With different parts of your website directing visitors to other areas of the page or the site, and each of them containing important information for the audience, it increases your web page rankings.
To improve your site’s internal linking, here are a few tips:
- Use specific key phrases. The anchor text on the page you want to link must be specific. Instead of ‘click here’, use targeted phrases such as ‘check out our link building guide’.
- Link high-traffic pages to high-converting pages. Analyze your traffic and conversions and try organic ways to link pages that bring high traffic with pages that convert well. This way, most of your traffic will be routed to pages that increase conversions.
- Limit the number of links. Keep the number of internal links to 100, max. Fewer internal links mean more authority for each internally linked page.
CTA buttons make decision-making easy for visitors.
The clearer and more direct a website’s CTA game is, the easier the experience.
Customers also feel encouraged to use a website that lays out its goals, what it wants from you, and how it can help you solve your problems.
Some tips that will help you use CTA buttons more effectively:
- Use a Verb. Tell people what action you recommend they take on a certain page. Use verbs. ‘Get a quote’, ‘Download eBook, ‘Submit a request’, ‘Call to book an appointment’ and such are clear, specific calls to action.
- Remain concise. Use no more than three words. Keep it simple, to the point, and action-oriented.
- Smart colours. Use complementary colours for your CTAs so people can easily distinguish them from the rest of the text on the page.
Contact forms perform as lead generation tools for websites by giving visitors multiple ways they can connect with the business.
A contact form for each of the different services, or on specific help topics, etc.
can help a business collect valuable customer data and will also know which customer is interested in which service or product.
There are a few ways you can use contact forms to your best advantage:
- Optimize field labels. The field labels on your contact forms should be optimized for the specific CTA or service you’re designing that form for. For a booking form, for example, ask about ‘Type of Booking’, ‘Preferred Dates’, ‘Number of visitors, etc.
- Thank-You Page. A thank-you page after a contact form is submitted encourages the continuity of the conversation between the visitor and the business. Try investing in that.
- Keep it simple. Only ask for the information that you need. Don’t hinder the user’s experience by asking lengthy, unnecessary questions or asking them to fill out multiple forms. A list of pre-designed questions included in your contact forms may further help matters.
For more on contact forms’ best practices, here’s a useful article.
Spruce Up the Content
Your website content is the meat for your site’s skeleton.
While people may make snap judgments about whether a site is useful or not based on looks, useless or depthless content will cement such judgments.
To turn things around for your website, create content that is informative, knowledgeable, authoritative, engaging, and encourages discussion.
- No technical jargon. Use simple and useful vocabulary that most people can understand and benefit from. Search engines are looking for content that people find valuable.
- Use bullet points and lists. Lists keep everything neat. Since the majority of visitors only skim the content, lists make sure that a high portion of your content will be consumed and hopefully shared with others.

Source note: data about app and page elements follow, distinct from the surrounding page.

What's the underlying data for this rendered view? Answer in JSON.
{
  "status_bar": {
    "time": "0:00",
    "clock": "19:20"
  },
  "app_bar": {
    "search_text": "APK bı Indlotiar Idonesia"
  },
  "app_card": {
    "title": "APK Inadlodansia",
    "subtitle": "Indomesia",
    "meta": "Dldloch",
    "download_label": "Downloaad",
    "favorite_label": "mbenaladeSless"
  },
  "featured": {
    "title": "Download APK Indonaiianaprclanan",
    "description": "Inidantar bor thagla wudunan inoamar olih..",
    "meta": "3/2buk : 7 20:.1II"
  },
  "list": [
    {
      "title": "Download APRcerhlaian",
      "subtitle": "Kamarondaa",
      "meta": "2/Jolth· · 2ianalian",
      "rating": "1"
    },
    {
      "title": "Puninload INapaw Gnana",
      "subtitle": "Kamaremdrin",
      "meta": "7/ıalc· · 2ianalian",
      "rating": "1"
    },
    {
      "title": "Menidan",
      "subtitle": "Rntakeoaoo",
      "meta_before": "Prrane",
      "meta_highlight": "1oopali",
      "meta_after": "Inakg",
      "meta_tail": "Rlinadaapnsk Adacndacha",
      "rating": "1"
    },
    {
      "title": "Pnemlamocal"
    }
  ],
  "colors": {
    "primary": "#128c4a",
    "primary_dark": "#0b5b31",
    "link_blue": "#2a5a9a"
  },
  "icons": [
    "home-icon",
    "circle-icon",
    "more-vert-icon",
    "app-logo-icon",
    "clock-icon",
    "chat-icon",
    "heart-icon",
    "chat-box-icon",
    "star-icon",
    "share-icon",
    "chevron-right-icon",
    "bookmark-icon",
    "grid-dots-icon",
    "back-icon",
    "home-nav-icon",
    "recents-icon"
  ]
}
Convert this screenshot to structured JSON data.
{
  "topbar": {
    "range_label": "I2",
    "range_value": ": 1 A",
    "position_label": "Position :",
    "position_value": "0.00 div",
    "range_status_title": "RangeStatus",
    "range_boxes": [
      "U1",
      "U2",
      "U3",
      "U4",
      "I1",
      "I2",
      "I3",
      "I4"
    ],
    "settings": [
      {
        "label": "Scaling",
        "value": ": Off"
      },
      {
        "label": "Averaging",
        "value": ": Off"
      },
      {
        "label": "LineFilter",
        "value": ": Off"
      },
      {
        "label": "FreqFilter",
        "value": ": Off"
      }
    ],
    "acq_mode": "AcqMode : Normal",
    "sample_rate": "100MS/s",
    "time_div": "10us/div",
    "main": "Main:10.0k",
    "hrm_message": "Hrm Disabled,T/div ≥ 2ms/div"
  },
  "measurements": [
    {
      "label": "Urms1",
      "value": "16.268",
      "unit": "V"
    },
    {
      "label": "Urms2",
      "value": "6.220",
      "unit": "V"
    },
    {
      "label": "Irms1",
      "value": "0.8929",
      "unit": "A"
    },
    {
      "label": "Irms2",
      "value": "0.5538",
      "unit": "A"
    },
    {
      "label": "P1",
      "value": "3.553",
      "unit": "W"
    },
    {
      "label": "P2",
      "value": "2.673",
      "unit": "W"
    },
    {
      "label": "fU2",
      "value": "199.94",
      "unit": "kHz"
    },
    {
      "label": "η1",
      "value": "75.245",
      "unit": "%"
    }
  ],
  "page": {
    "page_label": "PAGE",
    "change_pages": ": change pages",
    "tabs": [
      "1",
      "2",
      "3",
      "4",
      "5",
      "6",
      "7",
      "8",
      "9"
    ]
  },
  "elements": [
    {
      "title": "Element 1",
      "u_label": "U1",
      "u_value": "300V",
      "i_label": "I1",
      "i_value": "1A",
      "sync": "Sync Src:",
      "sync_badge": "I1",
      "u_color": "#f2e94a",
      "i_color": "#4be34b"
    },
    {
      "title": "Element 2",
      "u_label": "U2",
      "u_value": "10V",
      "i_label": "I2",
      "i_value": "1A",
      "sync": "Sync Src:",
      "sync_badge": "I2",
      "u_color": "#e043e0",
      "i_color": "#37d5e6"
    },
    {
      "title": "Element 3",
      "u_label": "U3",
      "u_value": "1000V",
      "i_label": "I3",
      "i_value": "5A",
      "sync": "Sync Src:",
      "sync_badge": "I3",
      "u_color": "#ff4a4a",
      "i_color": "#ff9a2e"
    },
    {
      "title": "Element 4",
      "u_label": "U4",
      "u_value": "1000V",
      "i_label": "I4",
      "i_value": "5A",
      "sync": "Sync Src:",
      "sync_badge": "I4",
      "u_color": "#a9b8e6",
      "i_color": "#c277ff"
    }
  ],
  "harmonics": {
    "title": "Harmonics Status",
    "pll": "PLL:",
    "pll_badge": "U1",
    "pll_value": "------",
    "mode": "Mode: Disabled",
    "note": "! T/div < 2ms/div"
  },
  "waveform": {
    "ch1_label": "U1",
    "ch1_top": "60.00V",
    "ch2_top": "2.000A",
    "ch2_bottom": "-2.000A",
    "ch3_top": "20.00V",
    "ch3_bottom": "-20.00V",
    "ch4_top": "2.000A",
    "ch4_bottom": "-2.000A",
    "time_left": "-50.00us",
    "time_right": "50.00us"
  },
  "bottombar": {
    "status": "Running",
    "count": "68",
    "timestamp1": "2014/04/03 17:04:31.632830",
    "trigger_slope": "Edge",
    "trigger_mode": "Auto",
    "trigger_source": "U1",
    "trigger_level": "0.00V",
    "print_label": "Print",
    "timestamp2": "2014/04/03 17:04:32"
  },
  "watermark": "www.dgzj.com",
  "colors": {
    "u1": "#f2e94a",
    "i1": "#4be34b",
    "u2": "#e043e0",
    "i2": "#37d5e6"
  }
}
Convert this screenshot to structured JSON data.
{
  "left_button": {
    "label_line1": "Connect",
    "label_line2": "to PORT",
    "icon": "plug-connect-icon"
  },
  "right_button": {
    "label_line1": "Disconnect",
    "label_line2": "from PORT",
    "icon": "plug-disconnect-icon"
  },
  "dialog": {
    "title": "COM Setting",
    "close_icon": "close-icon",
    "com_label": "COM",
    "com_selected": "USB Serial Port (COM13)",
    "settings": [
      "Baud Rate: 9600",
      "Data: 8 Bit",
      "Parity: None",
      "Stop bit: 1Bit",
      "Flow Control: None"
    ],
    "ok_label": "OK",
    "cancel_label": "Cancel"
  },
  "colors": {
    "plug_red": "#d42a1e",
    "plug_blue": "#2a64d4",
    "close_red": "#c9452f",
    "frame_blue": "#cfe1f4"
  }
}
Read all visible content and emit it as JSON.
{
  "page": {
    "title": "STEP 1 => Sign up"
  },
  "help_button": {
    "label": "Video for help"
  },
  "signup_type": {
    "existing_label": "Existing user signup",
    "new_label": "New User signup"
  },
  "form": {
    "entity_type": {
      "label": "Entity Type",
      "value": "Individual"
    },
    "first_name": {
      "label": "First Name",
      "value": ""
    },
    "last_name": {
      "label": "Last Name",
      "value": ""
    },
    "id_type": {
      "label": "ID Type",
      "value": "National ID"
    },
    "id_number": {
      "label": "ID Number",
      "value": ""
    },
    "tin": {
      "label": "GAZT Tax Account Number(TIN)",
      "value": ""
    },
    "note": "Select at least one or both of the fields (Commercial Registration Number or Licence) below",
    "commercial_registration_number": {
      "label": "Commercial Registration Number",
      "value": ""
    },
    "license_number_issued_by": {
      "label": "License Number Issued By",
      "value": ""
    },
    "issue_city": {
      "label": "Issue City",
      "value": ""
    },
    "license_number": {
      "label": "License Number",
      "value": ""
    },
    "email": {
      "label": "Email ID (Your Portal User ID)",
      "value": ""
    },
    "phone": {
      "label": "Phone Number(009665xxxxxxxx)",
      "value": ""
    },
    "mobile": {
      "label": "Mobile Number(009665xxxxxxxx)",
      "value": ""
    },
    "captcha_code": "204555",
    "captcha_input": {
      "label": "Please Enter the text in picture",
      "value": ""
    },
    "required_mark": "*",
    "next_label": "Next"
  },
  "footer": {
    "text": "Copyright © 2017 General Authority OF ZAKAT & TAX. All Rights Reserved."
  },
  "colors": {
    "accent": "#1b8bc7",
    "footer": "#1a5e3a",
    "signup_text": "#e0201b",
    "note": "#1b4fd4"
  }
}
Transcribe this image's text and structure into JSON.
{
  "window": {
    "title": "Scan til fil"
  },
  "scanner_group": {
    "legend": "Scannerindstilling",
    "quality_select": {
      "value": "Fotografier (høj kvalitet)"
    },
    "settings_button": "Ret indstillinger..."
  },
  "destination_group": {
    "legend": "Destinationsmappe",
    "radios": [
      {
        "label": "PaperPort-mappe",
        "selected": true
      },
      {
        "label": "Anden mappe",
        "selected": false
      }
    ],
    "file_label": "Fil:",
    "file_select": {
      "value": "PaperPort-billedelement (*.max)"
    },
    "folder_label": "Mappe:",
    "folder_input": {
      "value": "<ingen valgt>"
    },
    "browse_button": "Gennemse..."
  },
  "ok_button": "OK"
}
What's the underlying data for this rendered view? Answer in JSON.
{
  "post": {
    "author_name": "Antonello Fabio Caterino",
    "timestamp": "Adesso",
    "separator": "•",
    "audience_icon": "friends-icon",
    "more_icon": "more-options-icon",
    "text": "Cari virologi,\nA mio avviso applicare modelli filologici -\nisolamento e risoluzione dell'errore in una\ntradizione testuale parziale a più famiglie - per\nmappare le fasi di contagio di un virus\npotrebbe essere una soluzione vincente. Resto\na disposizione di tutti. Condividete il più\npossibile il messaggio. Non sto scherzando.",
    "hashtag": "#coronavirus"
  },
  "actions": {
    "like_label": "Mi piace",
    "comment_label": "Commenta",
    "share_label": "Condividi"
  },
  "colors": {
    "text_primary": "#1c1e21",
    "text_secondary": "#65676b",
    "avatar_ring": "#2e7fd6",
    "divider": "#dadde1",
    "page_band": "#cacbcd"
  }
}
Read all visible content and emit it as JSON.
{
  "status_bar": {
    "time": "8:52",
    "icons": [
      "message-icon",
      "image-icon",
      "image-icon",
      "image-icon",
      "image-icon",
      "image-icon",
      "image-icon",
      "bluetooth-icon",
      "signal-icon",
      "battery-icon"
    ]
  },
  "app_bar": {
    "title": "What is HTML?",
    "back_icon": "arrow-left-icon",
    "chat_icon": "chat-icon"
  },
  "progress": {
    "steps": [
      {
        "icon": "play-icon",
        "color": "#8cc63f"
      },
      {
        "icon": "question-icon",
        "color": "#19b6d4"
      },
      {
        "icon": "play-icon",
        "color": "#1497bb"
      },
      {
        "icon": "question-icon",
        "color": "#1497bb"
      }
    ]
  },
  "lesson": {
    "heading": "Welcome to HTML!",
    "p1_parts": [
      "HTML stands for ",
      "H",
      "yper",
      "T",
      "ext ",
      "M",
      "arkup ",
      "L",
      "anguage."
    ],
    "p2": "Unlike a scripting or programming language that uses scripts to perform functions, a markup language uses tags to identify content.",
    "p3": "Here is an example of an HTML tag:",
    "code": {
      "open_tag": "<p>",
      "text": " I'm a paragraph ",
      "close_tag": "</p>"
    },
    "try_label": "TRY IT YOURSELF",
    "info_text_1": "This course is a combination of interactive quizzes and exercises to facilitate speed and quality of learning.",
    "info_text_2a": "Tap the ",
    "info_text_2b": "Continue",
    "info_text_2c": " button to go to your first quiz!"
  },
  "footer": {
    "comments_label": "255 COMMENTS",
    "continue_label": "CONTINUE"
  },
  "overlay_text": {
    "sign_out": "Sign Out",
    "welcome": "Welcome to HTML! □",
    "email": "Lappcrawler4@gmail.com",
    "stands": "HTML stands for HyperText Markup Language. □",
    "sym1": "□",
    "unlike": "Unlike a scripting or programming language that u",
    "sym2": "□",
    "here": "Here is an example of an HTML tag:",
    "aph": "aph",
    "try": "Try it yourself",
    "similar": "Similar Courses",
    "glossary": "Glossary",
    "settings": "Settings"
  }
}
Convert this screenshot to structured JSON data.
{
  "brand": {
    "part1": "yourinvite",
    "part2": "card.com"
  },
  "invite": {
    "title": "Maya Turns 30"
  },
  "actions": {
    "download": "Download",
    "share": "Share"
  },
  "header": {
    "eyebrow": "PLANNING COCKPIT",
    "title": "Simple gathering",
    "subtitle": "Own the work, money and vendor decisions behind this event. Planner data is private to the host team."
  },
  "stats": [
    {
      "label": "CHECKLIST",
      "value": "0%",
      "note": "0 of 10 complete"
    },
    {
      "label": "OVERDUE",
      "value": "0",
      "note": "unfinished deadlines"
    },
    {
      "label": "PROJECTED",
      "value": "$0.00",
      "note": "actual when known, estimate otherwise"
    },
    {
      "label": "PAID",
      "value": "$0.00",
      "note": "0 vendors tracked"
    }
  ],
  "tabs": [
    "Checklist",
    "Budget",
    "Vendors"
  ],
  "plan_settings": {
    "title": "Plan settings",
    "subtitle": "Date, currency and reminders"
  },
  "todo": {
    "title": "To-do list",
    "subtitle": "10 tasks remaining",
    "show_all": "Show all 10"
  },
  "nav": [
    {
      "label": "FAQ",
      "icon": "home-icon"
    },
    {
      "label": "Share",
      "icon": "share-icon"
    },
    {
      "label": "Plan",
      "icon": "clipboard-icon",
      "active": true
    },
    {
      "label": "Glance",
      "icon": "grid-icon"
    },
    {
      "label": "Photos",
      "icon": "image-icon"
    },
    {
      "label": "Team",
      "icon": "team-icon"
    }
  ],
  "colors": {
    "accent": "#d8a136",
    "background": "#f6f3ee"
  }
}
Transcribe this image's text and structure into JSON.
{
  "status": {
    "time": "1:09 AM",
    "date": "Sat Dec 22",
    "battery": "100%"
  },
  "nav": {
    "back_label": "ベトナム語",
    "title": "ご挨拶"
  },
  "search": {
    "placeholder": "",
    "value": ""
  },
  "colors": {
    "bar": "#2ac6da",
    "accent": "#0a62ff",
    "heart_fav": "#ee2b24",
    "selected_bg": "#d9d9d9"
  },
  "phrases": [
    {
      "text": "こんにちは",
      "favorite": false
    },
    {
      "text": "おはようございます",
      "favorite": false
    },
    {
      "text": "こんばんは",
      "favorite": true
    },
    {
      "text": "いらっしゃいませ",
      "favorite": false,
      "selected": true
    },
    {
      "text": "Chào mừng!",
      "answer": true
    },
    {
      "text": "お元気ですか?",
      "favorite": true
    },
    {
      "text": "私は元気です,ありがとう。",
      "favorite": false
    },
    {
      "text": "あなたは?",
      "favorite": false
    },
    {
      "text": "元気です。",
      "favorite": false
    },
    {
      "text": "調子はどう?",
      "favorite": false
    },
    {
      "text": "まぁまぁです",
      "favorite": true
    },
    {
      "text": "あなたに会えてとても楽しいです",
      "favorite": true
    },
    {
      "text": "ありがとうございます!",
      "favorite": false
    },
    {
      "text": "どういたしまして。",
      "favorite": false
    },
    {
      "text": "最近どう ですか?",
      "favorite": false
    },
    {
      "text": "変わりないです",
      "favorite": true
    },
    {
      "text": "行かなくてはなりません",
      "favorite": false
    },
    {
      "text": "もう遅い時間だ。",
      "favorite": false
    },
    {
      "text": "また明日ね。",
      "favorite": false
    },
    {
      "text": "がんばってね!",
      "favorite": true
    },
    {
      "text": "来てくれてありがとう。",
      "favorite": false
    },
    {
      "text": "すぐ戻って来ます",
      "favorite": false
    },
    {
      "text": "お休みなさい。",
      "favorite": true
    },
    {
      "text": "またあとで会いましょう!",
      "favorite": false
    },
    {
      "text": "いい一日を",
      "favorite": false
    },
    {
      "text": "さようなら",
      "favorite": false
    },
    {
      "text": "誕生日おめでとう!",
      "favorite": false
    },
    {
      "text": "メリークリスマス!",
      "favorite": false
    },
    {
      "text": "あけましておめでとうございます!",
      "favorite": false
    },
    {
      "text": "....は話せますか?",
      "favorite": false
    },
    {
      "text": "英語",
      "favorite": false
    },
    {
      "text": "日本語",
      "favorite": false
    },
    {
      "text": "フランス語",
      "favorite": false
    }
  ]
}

- Subheadings in paragraphs. Paragraphs that use subheadings are a dream come true for content marketers. They are so much easier to link, build authority, and easier for search engines to crawl for keywords and relevant phrases.
There are dozens of ways to improve your website’s designs.
Take advantage of your site’s analytics and figure out the areas where your site may be performing poorly.
Knowing your weak areas will help you build a better business.
Hopefully, the information we’ve shared here will help you arm up your web design plans and enjoy richer results.
If you know ways to fix up website designs in more unique ways, shout out in the comments below and help the community.